For the last decade, influencer marketing has been a vital strategy for marketers offering benefits like raising awareness with target audiences, building trust and creating customer loyalty. Whilst it’s widely established that influencer marketing is a great tool for awareness, many marketing professionals still struggle to convincingly demonstrate ROI.
When evaluating the question of where influencers sit in the marketing funnel, most would suggest the awareness phase. Influencers have become synonymous with debuting new products and services to the market and campaigns are normally measured with ‘softer’ KPIs such as reach and engagement.
Whilst influencers are indeed excellent for awareness, they can also be used to successfully generate sales. With so many stages and touchpoints in today’s consumer decision-making process, there is no single best time or method to use influencer marketing successfully.
Influencers in the awareness phase
In the recent 2020 Influencer Marketing Benchmark Report from IMH, 40% of surveyed participants listed awareness as the main objective for running influencer campaigns, a trend that has remained unchanged. So, why are influencers so great for building awareness?
One answer is that they provide brands access to their ready-made audience. Not only are these audiences often substantial but they are also often made up of groups that share specific characteristics or interests, making them highly targetable.

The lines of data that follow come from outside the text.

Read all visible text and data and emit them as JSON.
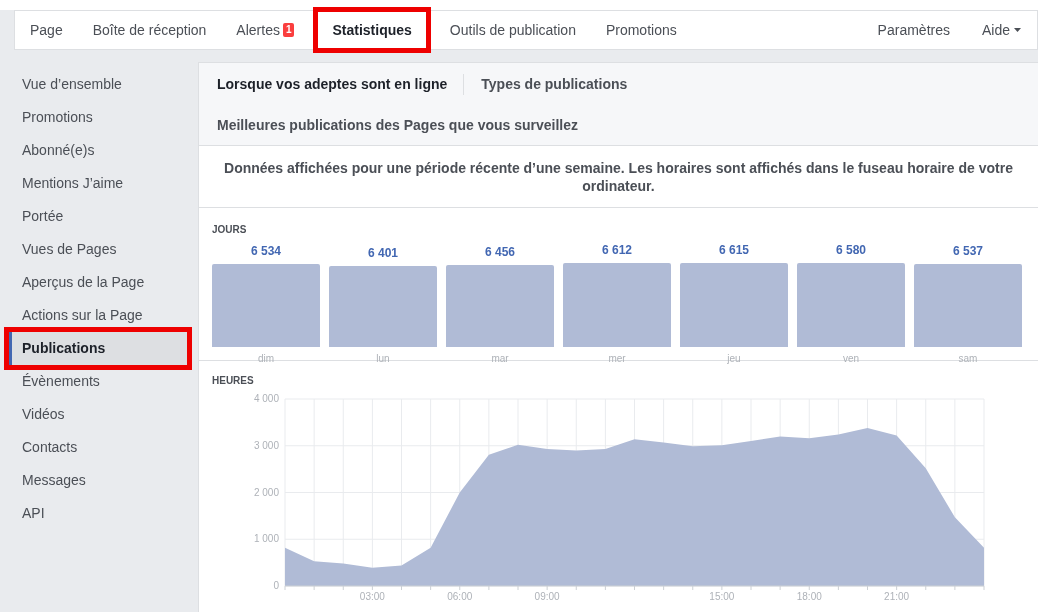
{
  "nav": {
    "tabs": [
      {
        "label": "Page",
        "selected": false,
        "highlighted": false
      },
      {
        "label": "Boîte de réception",
        "selected": false,
        "highlighted": false
      },
      {
        "label": "Alertes",
        "badge": "1",
        "selected": false,
        "highlighted": false
      },
      {
        "label": "Statistiques",
        "selected": true,
        "highlighted": true
      },
      {
        "label": "Outils de publication",
        "selected": false,
        "highlighted": false
      },
      {
        "label": "Promotions",
        "selected": false,
        "highlighted": false
      }
    ],
    "right": [
      {
        "label": "Paramètres"
      },
      {
        "label": "Aide",
        "dropdown": true
      }
    ]
  },
  "sidebar": {
    "items": [
      {
        "label": "Vue d’ensemble",
        "selected": false,
        "highlighted": false
      },
      {
        "label": "Promotions",
        "selected": false,
        "highlighted": false
      },
      {
        "label": "Abonné(e)s",
        "selected": false,
        "highlighted": false
      },
      {
        "label": "Mentions J’aime",
        "selected": false,
        "highlighted": false
      },
      {
        "label": "Portée",
        "selected": false,
        "highlighted": false
      },
      {
        "label": "Vues de Pages",
        "selected": false,
        "highlighted": false
      },
      {
        "label": "Aperçus de la Page",
        "selected": false,
        "highlighted": false
      },
      {
        "label": "Actions sur la Page",
        "selected": false,
        "highlighted": false
      },
      {
        "label": "Publications",
        "selected": true,
        "highlighted": true
      },
      {
        "label": "Évènements",
        "selected": false,
        "highlighted": false
      },
      {
        "label": "Vidéos",
        "selected": false,
        "highlighted": false
      },
      {
        "label": "Contacts",
        "selected": false,
        "highlighted": false
      },
      {
        "label": "Messages",
        "selected": false,
        "highlighted": false
      },
      {
        "label": "API",
        "selected": false,
        "highlighted": false
      }
    ]
  },
  "subtabs": [
    {
      "label": "Lorsque vos adeptes sont en ligne",
      "selected": true
    },
    {
      "label": "Types de publications",
      "selected": false
    },
    {
      "label": "Meilleures publications des Pages que vous surveillez",
      "selected": false
    }
  ],
  "notice": "Données affichées pour une période récente d’une semaine. Les horaires sont affichés dans le fuseau horaire de votre ordinateur.",
  "days": {
    "title": "JOURS",
    "chart_data": {
      "type": "bar",
      "categories": [
        "dim",
        "lun",
        "mar",
        "mer",
        "jeu",
        "ven",
        "sam"
      ],
      "series": [
        {
          "color": "#b0bbd6",
          "values": [
            6534,
            6401,
            6456,
            6612,
            6615,
            6580,
            6537
          ]
        }
      ],
      "data_labels": true,
      "value_labels": [
        "6 534",
        "6 401",
        "6 456",
        "6 612",
        "6 615",
        "6 580",
        "6 537"
      ]
    }
  },
  "hours": {
    "title": "HEURES",
    "chart_data": {
      "type": "area",
      "x": [
        0,
        1,
        2,
        3,
        4,
        5,
        6,
        7,
        8,
        9,
        10,
        11,
        12,
        13,
        14,
        15,
        16,
        17,
        18,
        19,
        20,
        21,
        22,
        23,
        24
      ],
      "grid": true,
      "series": [
        {
          "color": "#b0bbd6",
          "values": [
            820,
            530,
            480,
            390,
            440,
            820,
            2000,
            2810,
            3020,
            2930,
            2900,
            2930,
            3140,
            3070,
            2990,
            3010,
            3100,
            3200,
            3160,
            3240,
            3380,
            3220,
            2520,
            1470,
            820
          ]
        }
      ],
      "xlim": [
        0,
        24
      ],
      "ylim": [
        0,
        4000
      ],
      "xticks": [
        {
          "value": 3,
          "label": "03:00"
        },
        {
          "value": 6,
          "label": "06:00"
        },
        {
          "value": 9,
          "label": "09:00"
        },
        {
          "value": 15,
          "label": "15:00"
        },
        {
          "value": 18,
          "label": "18:00"
        },
        {
          "value": 21,
          "label": "21:00"
        }
      ],
      "yticks": [
        {
          "value": 0,
          "label": "0"
        },
        {
          "value": 1000,
          "label": "1 000"
        },
        {
          "value": 2000,
          "label": "2 000"
        },
        {
          "value": 3000,
          "label": "3 000"
        },
        {
          "value": 4000,
          "label": "4 000"
        }
      ]
    }
  }
}
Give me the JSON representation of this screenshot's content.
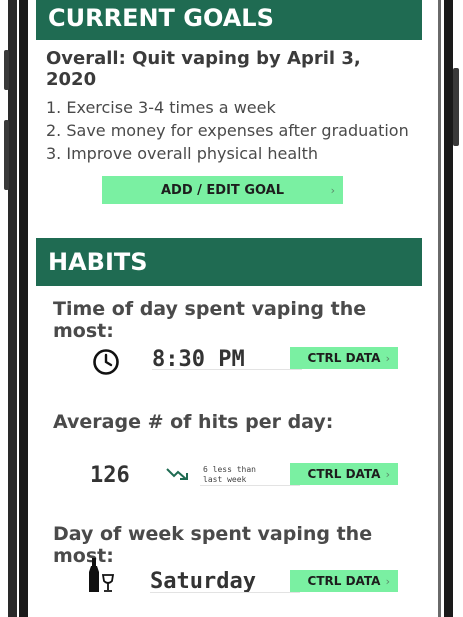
{
  "goals": {
    "header": "CURRENT GOALS",
    "overall": "Overall: Quit vaping by April 3, 2020",
    "items": [
      "1. Exercise 3-4 times a week",
      "2. Save money for expenses after graduation",
      "3. Improve overall physical health"
    ],
    "add_button": "ADD / EDIT GOAL"
  },
  "habits": {
    "header": "HABITS",
    "time_title": "Time of day spent vaping the most:",
    "time_value": "8:30 PM",
    "hits_title": "Average # of hits per day:",
    "hits_value": "126",
    "hits_note_line1": "6 less than",
    "hits_note_line2": "last week",
    "day_title": "Day of week spent vaping the most:",
    "day_value": "Saturday",
    "ctrl_label": "CTRL DATA",
    "chevron": "›"
  },
  "colors": {
    "header_green": "#1f6b52",
    "button_green": "#7af0a2"
  },
  "icons": [
    "clock-icon",
    "trend-down-icon",
    "bottle-glass-icon",
    "chevron-right-icon"
  ]
}
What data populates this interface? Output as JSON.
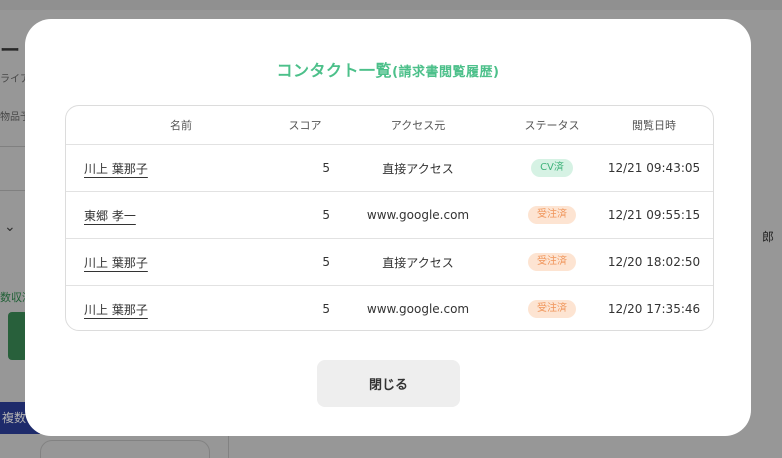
{
  "background": {
    "title": "ート",
    "subtitle": "ライア",
    "subtitle2": "物品予",
    "green_text": "数収済",
    "blue_button": "複数",
    "right_text": "郎"
  },
  "modal": {
    "title_main": "コンタクト一覧",
    "title_sub": "(請求書閲覧履歴)",
    "close_label": "閉じる",
    "colors": {
      "title": "#4cc08a",
      "cv_badge_bg": "#d6f2e4",
      "order_badge_bg": "#fde4d2"
    }
  },
  "table": {
    "headers": {
      "name": "名前",
      "score": "スコア",
      "source": "アクセス元",
      "status": "ステータス",
      "date": "閲覧日時"
    },
    "rows": [
      {
        "name": "川上 葉那子",
        "score": "5",
        "source": "直接アクセス",
        "status": "CV済",
        "date": "12/21 09:43:05"
      },
      {
        "name": "東郷 孝一",
        "score": "5",
        "source": "www.google.com",
        "status": "受注済",
        "date": "12/21 09:55:15"
      },
      {
        "name": "川上 葉那子",
        "score": "5",
        "source": "直接アクセス",
        "status": "受注済",
        "date": "12/20 18:02:50"
      },
      {
        "name": "川上 葉那子",
        "score": "5",
        "source": "www.google.com",
        "status": "受注済",
        "date": "12/20 17:35:46"
      }
    ]
  }
}
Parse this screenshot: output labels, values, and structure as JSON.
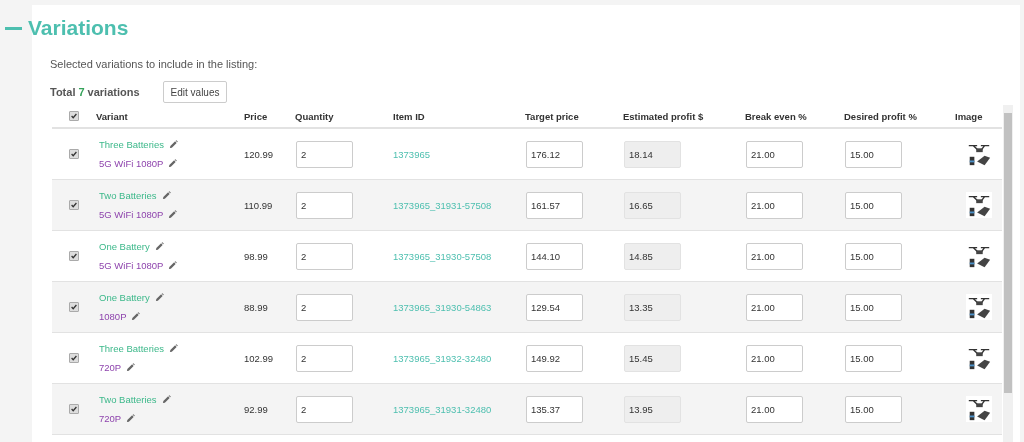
{
  "section": {
    "title": "Variations",
    "instruction": "Selected variations to include in the listing:"
  },
  "summary": {
    "label": "Total",
    "count": "7",
    "suffix": "variations"
  },
  "edit_button": "Edit values",
  "table": {
    "select_all_checked": true,
    "columns": [
      "Variant",
      "Price",
      "Quantity",
      "Item ID",
      "Target price",
      "Estimated profit $",
      "Break even %",
      "Desired profit %",
      "Image"
    ],
    "rows": [
      {
        "checked": true,
        "option_1": "Three Batteries",
        "option_2": "5G WiFi 1080P",
        "price": "120.99",
        "quantity": "2",
        "item_id": "1373965",
        "target_price": "176.12",
        "estimated_profit": "18.14",
        "break_even": "21.00",
        "desired_profit": "15.00"
      },
      {
        "checked": true,
        "option_1": "Two Batteries",
        "option_2": "5G WiFi 1080P",
        "price": "110.99",
        "quantity": "2",
        "item_id": "1373965_31931-57508",
        "target_price": "161.57",
        "estimated_profit": "16.65",
        "break_even": "21.00",
        "desired_profit": "15.00"
      },
      {
        "checked": true,
        "option_1": "One Battery",
        "option_2": "5G WiFi 1080P",
        "price": "98.99",
        "quantity": "2",
        "item_id": "1373965_31930-57508",
        "target_price": "144.10",
        "estimated_profit": "14.85",
        "break_even": "21.00",
        "desired_profit": "15.00"
      },
      {
        "checked": true,
        "option_1": "One Battery",
        "option_2": "1080P",
        "price": "88.99",
        "quantity": "2",
        "item_id": "1373965_31930-54863",
        "target_price": "129.54",
        "estimated_profit": "13.35",
        "break_even": "21.00",
        "desired_profit": "15.00"
      },
      {
        "checked": true,
        "option_1": "Three Batteries",
        "option_2": "720P",
        "price": "102.99",
        "quantity": "2",
        "item_id": "1373965_31932-32480",
        "target_price": "149.92",
        "estimated_profit": "15.45",
        "break_even": "21.00",
        "desired_profit": "15.00"
      },
      {
        "checked": true,
        "option_1": "Two Batteries",
        "option_2": "720P",
        "price": "92.99",
        "quantity": "2",
        "item_id": "1373965_31931-32480",
        "target_price": "135.37",
        "estimated_profit": "13.95",
        "break_even": "21.00",
        "desired_profit": "15.00"
      }
    ]
  }
}
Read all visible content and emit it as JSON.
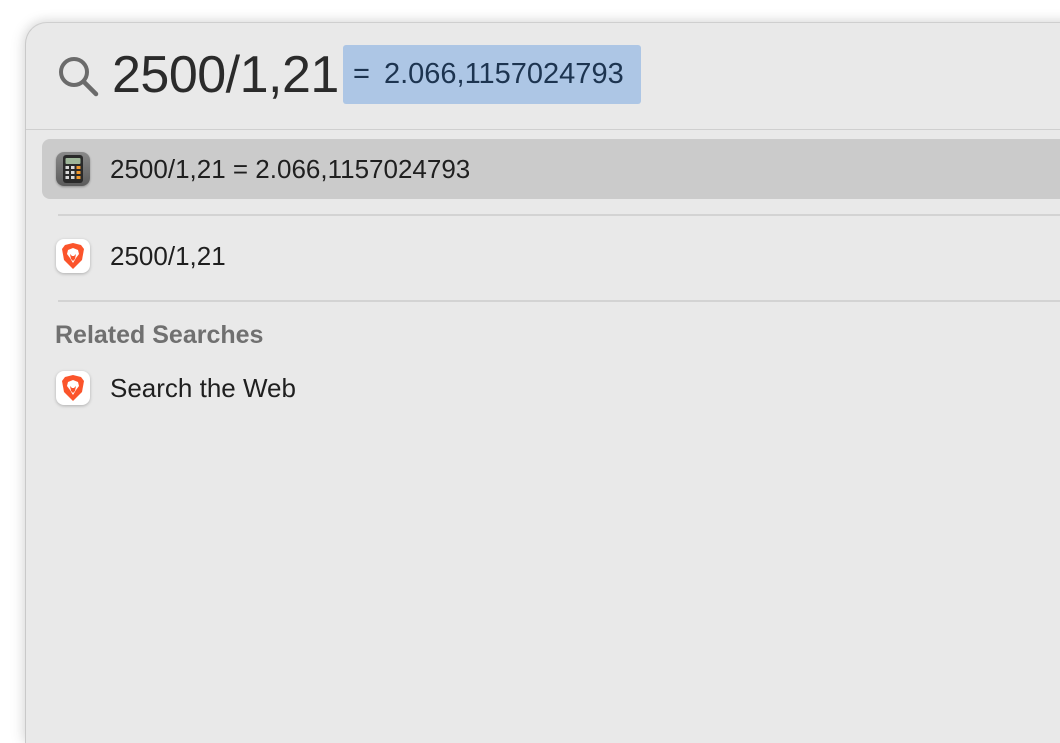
{
  "search": {
    "query": "2500/1,21",
    "inline_equals": "=",
    "inline_result": "2.066,1157024793"
  },
  "results": [
    {
      "label": "2500/1,21 = 2.066,1157024793",
      "icon": "calculator-icon",
      "selected": true
    },
    {
      "label": "2500/1,21",
      "icon": "brave-browser-icon",
      "selected": false
    }
  ],
  "related": {
    "title": "Related Searches",
    "items": [
      {
        "label": "Search the Web",
        "icon": "brave-browser-icon"
      }
    ]
  },
  "colors": {
    "panel_bg": "#e9e9e9",
    "selection_highlight": "#adc6e5",
    "selected_row": "#cbcbcb",
    "brave_orange": "#fb542b"
  }
}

Japanese multinational imaging company Ricoh gained recognition for its 360° THETA camera range with a European audience through effective use of